Tuesday, December 6, 2011

How can the World help the Euro Group Save itself

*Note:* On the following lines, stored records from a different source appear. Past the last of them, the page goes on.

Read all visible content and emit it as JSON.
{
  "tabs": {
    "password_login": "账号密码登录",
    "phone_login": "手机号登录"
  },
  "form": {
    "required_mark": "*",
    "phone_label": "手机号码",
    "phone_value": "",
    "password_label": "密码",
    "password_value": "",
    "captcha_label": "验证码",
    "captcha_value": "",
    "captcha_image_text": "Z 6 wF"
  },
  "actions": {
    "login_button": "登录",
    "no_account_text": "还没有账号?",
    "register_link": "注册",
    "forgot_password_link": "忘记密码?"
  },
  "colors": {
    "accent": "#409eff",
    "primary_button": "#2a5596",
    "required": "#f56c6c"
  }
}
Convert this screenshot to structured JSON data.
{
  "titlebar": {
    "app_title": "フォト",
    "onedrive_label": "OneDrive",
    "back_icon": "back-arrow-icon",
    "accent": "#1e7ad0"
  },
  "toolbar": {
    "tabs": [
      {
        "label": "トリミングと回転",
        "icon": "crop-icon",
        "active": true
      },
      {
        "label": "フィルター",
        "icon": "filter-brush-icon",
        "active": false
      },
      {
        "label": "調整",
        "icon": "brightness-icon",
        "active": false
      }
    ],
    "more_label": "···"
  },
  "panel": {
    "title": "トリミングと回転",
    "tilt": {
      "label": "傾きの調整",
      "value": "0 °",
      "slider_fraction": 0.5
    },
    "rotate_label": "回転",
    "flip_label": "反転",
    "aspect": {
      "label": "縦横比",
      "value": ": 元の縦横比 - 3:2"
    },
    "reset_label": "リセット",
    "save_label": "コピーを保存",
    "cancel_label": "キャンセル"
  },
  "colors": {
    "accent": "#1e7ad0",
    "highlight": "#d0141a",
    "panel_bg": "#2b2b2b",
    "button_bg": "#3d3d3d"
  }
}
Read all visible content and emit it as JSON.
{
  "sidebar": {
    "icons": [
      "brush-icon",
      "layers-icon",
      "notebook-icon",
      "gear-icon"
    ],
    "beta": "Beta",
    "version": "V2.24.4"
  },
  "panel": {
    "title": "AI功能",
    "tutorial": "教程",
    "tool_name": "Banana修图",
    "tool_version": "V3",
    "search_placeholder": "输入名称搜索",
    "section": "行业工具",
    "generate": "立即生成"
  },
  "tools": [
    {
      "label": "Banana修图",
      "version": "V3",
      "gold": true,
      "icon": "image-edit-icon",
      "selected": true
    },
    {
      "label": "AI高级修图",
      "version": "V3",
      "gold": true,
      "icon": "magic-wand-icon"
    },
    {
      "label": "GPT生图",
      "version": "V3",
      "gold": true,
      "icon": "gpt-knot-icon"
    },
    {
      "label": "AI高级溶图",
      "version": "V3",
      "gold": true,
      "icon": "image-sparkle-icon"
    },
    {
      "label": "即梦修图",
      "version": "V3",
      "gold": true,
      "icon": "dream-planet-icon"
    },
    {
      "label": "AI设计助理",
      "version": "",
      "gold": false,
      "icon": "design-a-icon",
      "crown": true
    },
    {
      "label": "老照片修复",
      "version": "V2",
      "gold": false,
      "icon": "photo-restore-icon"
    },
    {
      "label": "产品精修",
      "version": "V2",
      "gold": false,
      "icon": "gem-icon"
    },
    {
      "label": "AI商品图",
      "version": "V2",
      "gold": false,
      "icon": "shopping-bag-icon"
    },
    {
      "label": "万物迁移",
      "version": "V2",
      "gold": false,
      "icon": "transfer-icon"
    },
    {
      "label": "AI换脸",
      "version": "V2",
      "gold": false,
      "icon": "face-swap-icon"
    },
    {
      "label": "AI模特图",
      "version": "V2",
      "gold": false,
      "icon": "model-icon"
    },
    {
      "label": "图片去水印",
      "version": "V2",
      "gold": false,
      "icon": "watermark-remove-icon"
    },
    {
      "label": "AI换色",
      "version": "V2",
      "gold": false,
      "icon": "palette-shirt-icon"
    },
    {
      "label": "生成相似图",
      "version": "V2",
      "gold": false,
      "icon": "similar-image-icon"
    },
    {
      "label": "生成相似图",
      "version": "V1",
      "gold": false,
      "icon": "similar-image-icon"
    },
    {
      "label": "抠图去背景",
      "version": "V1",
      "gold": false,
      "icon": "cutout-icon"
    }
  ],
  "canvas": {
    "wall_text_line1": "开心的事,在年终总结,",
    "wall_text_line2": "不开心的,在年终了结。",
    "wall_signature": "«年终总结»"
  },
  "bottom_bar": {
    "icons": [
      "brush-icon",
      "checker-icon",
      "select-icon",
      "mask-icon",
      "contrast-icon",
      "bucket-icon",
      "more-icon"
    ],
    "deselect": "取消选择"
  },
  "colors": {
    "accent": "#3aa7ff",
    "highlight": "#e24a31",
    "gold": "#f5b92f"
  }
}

    In my blog of October 27th I outlined the four critical steps for saving the Euro and the possible role of the IMF. In this note I focus on what the rest of the World can do to help, possibly through the IMF.  The IMF, given its expertise in enforcing fiscal and monetary discipline for restoring Balance of payment sustainability, has already been involved in helping the Euro-area governments enforce policy reforms (conditionalities) on Greece and Portugal for the support they are recieving from the Euro area (2/3rd) and the IMF (1/3rd).  This has however invloved the IMF providing unprecedented level of funds (100s and 1000s of times thier normal entitlement) and extrodinary fiscal support to soveregns that markets consider insolvent.  In principle the genuine and valuable role of the IMF in enforcing conditionalities on delinquent sovereigns can be provided with much lower levels of financial support, as was done historically in Latin America, Asia and other continents!
   From a global perspective the question is, what should the Rest of the World do to ensure that the Euro crisis is contained and any potential contagion to countries outside the Euro area minimised?  To answer this question it is essential to recognise that the World is currently suffering from a severe shortage of effective demand.  Thus there are two types of countries which are playing or should play different roles in diffusing the global crisis.  On one side are the current account and trade (goods and services) deficit countries who are making a net contribution to the global demand from the rest of the world, including the countries in crises.  Without thier continuing contribution there, it is impossible for the crises and near crises countries to reduce or eliminate thier current account deficits in the next few years. 
   On the other side are the current account and trade (G&S) surplus countries who are earning foreign income and accumulating foreign assets/ reserves.  These countries have the international resources to reallocate thier foreign earnings/assets into alternative channels, including to international financial institutions, to build a loan fund/buffer for ensuring that "innocent bystanders" hit by contagion from any euro-crises are provided adequate liquidity support.  It is thier obligation and duty to do so as long as they remain in surplus. One way of doing this is to contribute to a Bilateral loan fund in the IMF.  This would be fair and evenhanded contribution by all non-euro countries to help save the rest of the World from the negative contagion effects of the Euro crises and a potential melt-down of the Euro.  To the extent that some of these contributors are middle income countries, it would be legitimate to ask non-contributing rich countries to underwrite part of the risk. The precise nature of the contribution and the manner in which it should be used would ofcourse be need to be worked out in co-operation with the potential donors to this fund.
   In between these two types of countries, are an ambiguous type, which can contribute either through an increase in thier net purchase of goods and services from the rest of the World or through bilateral provision of funds to IFIs/IMF or a combination of the two, depending on thier thier income levels and reserve currency standing.
     Another source of funds for providing global liquidity could be fresh SDR allocations.  The conversion of SDRs into hard currencies by those in need of liquidity would have to be carefully circumscribed as long as the Euro crises lasts.  This is because a Euro-meltdown will result in a credit squeeze by European banks that is likely to lead to a sudden stop/capial outflow from emerging market economies.  Thus emerging economies with Current account and trade deficits who are dependent on foreign capital will become vulnerable even if they have substantial foreign exchange reserves.  Minimisation of contagion thus requires that these countries be shielded from demads for SDR conversions into free foreign exchange.  Any substantial new issue of SDRs should ensure this risk mitigation feature!

No comments: